The interesting thing is that the whole second section, can be understood as a formal consequence of the elements presented in the first. Note that the second section is a formal crescendo in every way: sound accumulation (density) , exploration of the record, dynamics,… in short, it is a spiral that ends in a kind of relentless turbidity.
Consequently, we can schema the structure of the composition as follows:
1.- existence of a polar note (Mi)2.-
stubborn in the form of arborescent pedal (1st section)
3.- Rhythmic continuum in the form of a growing spiral.
Finally, this general review of Nuix’s work would not be fulfilled, without mentioning two facets that characterized it. On the one hand his side of performer, frequently performers of his own works (“L’Inizio” of 1986 for flute and magnetic tape, “Improvisation for tubes” of 1991 for six tubes of organ and magnetic tape) and also that of musician very interested and avested in electroacoustic music.

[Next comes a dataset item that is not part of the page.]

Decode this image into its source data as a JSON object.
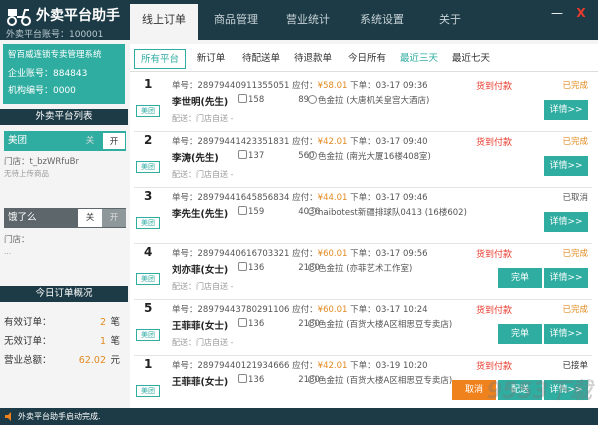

“L’Inizio” is most likely the most representative of the works of nuix’s first creative period (for this reason it is the one included in the CD attached to the magazine). It is a curious foray of Nuix in the music “program” made twinning the acoustic and electronic means. Based on the theory of the “Big Bang”, it describes the origin of the universe until the emergence of man, freely making free-mindedness to all intermediate evolution (creation of galaxies, planets, appearance of life, etc…). Nuix hitself told us that the durations of the different stages had not been strictly respected so as not to sacrifice musical interest. The tape part is a very fine work, since we are talking about exclusively analog media where they appear from properly electronic textures to recorded instrumental and vocal sounds. After an initial sound snap, a long introduction of the tape gives way to the entrance of the instrumental part that is articulated very freely with the use of resources characteristic of the contemporary writing of the flute: wind sounds, multiphonics, whistle-tons, etc… Throughout the work (with an estimated duration of about 17 minutes) accused symbolisms are discovered with certain programmatic facts. For example, the appearance of life is well meant by sounds of water on the tape and that of man by percuded sounds.

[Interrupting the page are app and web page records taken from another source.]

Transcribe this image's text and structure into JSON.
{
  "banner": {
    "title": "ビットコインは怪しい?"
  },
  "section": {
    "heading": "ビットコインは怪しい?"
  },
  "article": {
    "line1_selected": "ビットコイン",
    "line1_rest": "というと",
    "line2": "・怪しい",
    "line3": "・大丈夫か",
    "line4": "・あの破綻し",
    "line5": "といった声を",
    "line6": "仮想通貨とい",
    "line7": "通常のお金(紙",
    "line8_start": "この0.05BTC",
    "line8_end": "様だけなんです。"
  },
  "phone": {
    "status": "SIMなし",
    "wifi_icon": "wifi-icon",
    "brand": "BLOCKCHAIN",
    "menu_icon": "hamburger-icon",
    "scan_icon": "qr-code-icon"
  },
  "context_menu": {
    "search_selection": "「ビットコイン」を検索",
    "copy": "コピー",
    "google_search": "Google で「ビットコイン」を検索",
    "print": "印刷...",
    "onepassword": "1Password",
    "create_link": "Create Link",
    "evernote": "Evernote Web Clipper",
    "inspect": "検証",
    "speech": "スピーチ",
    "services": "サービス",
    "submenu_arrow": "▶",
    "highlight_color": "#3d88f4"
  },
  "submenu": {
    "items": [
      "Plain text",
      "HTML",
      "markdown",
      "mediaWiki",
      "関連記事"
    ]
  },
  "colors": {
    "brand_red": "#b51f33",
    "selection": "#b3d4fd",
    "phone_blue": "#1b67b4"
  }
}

Nuix’s interest in the sound of organ tubes gave rise to “Improvisation for tubes”, a masterful integration of instrumental and electroacoustic action, exquisitely constructed from various materials that evolve from a more climatic and reflective introductory part to a climax to which an almost tribal stubbornness will lead us (by reference to collective rhythms , which will then be diluted in one of the most beautiful sound constructions of recent electroacoustic music.

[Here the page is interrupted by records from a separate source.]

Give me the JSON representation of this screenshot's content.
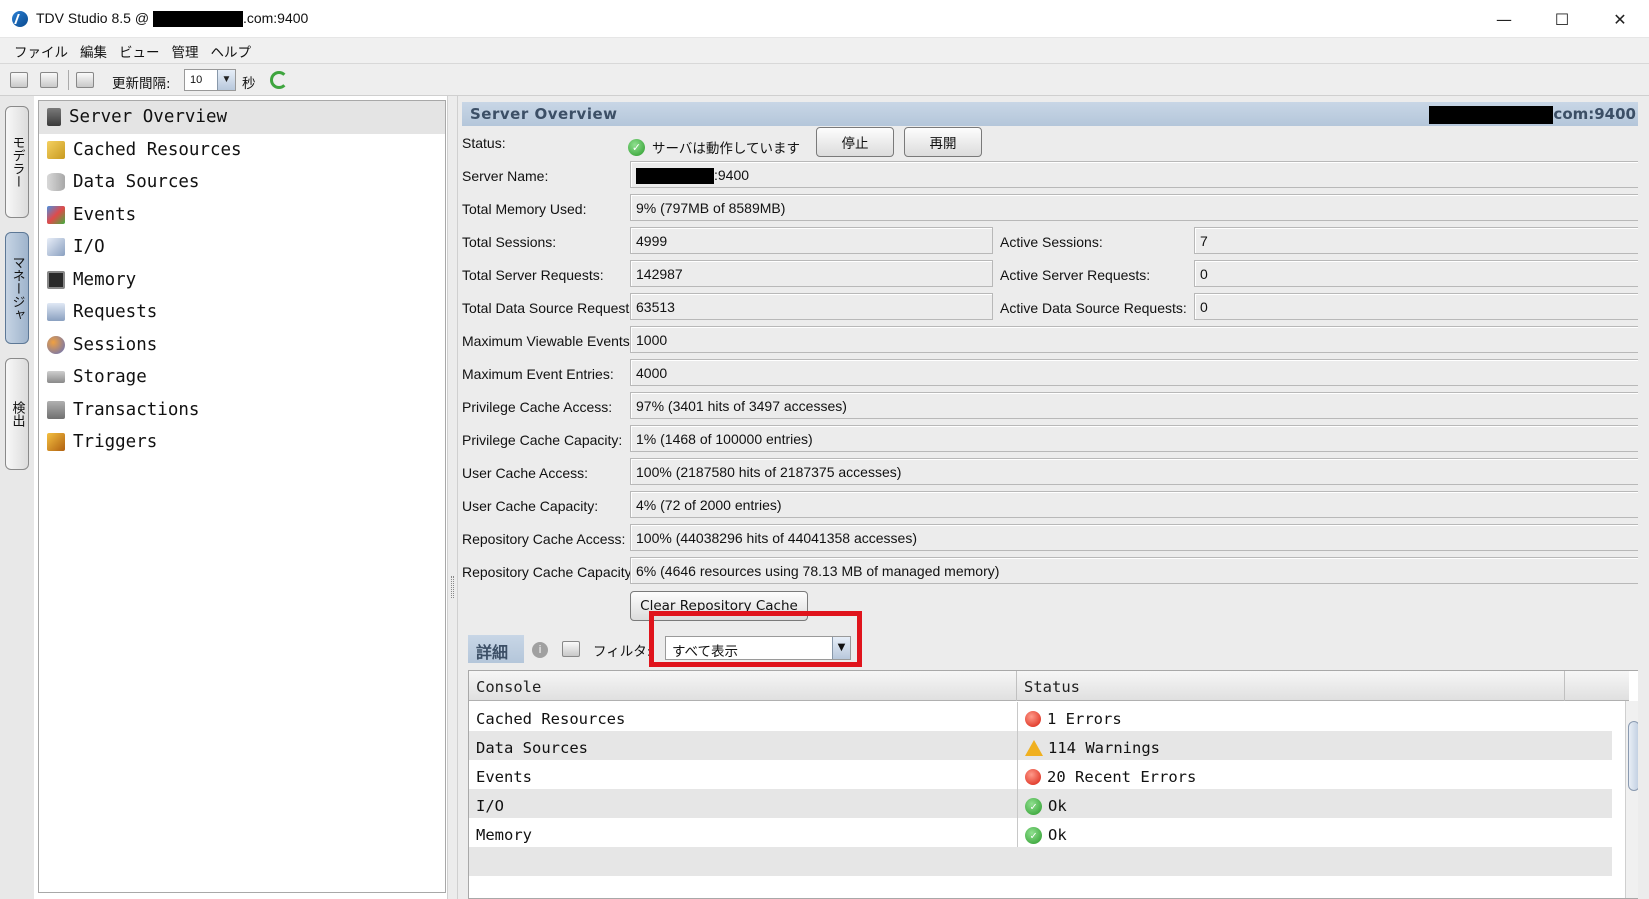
{
  "window": {
    "title_prefix": "TDV Studio 8.5 @",
    "title_suffix": ".com:9400",
    "minimize": "—",
    "maximize": "☐",
    "close": "✕"
  },
  "menu": [
    "ファイル",
    "編集",
    "ビュー",
    "管理",
    "ヘルプ"
  ],
  "toolbar": {
    "refresh_label": "更新間隔:",
    "refresh_value": "10",
    "unit": "秒"
  },
  "side_tabs": [
    {
      "label": "モデラー",
      "active": false
    },
    {
      "label": "マネージャ",
      "active": true
    },
    {
      "label": "検出",
      "active": false
    }
  ],
  "tree": {
    "items": [
      {
        "label": "Server Overview",
        "icon": "server-icon",
        "selected": true
      },
      {
        "label": "Cached Resources",
        "icon": "cache-icon",
        "selected": false
      },
      {
        "label": "Data Sources",
        "icon": "database-icon",
        "selected": false
      },
      {
        "label": "Events",
        "icon": "events-icon",
        "selected": false
      },
      {
        "label": "I/O",
        "icon": "io-icon",
        "selected": false
      },
      {
        "label": "Memory",
        "icon": "memory-icon",
        "selected": false
      },
      {
        "label": "Requests",
        "icon": "requests-icon",
        "selected": false
      },
      {
        "label": "Sessions",
        "icon": "sessions-icon",
        "selected": false
      },
      {
        "label": "Storage",
        "icon": "storage-icon",
        "selected": false
      },
      {
        "label": "Transactions",
        "icon": "transactions-icon",
        "selected": false
      },
      {
        "label": "Triggers",
        "icon": "triggers-icon",
        "selected": false
      }
    ]
  },
  "overview": {
    "title": "Server Overview",
    "host_suffix": "com:9400",
    "status_label": "Status:",
    "status_text": "サーバは動作しています",
    "stop_button": "停止",
    "restart_button": "再開",
    "server_name_label": "Server Name:",
    "server_name_suffix": ":9400",
    "total_memory_label": "Total Memory Used:",
    "total_memory_value": "9% (797MB of 8589MB)",
    "total_sessions_label": "Total Sessions:",
    "total_sessions_value": "4999",
    "active_sessions_label": "Active Sessions:",
    "active_sessions_value": "7",
    "total_server_requests_label": "Total Server Requests:",
    "total_server_requests_value": "142987",
    "active_server_requests_label": "Active Server Requests:",
    "active_server_requests_value": "0",
    "total_ds_requests_label": "Total Data Source Requests:",
    "total_ds_requests_value": "63513",
    "active_ds_requests_label": "Active Data Source Requests:",
    "active_ds_requests_value": "0",
    "max_viewable_events_label": "Maximum Viewable Events:",
    "max_viewable_events_value": "1000",
    "max_event_entries_label": "Maximum Event Entries:",
    "max_event_entries_value": "4000",
    "priv_cache_access_label": "Privilege Cache Access:",
    "priv_cache_access_value": "97% (3401 hits of 3497 accesses)",
    "priv_cache_capacity_label": "Privilege Cache Capacity:",
    "priv_cache_capacity_value": "1% (1468 of 100000 entries)",
    "user_cache_access_label": "User Cache Access:",
    "user_cache_access_value": "100% (2187580 hits of 2187375 accesses)",
    "user_cache_capacity_label": "User Cache Capacity:",
    "user_cache_capacity_value": "4% (72 of 2000 entries)",
    "repo_cache_access_label": "Repository Cache Access:",
    "repo_cache_access_value": "100% (44038296 hits of 44041358 accesses)",
    "repo_cache_capacity_label": "Repository Cache Capacity:",
    "repo_cache_capacity_value": "6% (4646 resources using 78.13 MB of managed memory)",
    "clear_cache_button": "Clear Repository Cache"
  },
  "details": {
    "tab_label": "詳細",
    "filter_label": "フィルタ:",
    "filter_value": "すべて表示",
    "columns": [
      "Console",
      "Status"
    ],
    "rows": [
      {
        "console": "Cached Resources",
        "status": "1 Errors",
        "level": "error"
      },
      {
        "console": "Data Sources",
        "status": "114 Warnings",
        "level": "warning"
      },
      {
        "console": "Events",
        "status": "20 Recent Errors",
        "level": "error"
      },
      {
        "console": "I/O",
        "status": "Ok",
        "level": "ok"
      },
      {
        "console": "Memory",
        "status": "Ok",
        "level": "ok"
      }
    ]
  },
  "colors": {
    "header_band": "#b4c6da",
    "header_text": "#3c4f66",
    "highlight": "#e0141c",
    "ok": "#2a9a2a",
    "error": "#d82010",
    "warning": "#f0b020"
  }
}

I want to finish this modest approach to the personality and work of friend Jep Nuix with one last quote of his that refers to the indiscriminate use of music as an element of funds in public places, transport, restaurants, etc.. another aspect on which Nuix manifested himself on several occasions: “Because I love music I ask them for some Silence.”
And in this silence we will always have them ringing in our memory.
This article could not have seen the light without the data provided by different people, but especially without the collaboration of Isis Puig. His collaboration and help in the search for materials (the annex catalogue is entirely a compilation of Isis Puig) and his memories and experiences have been the essential counterpoint to the elaboration of this brief similarity of the work and personality of Jep Nuix.
To see the catalogue of works and more information about Jep: http://www.ctv.es/USERS/jepnuix/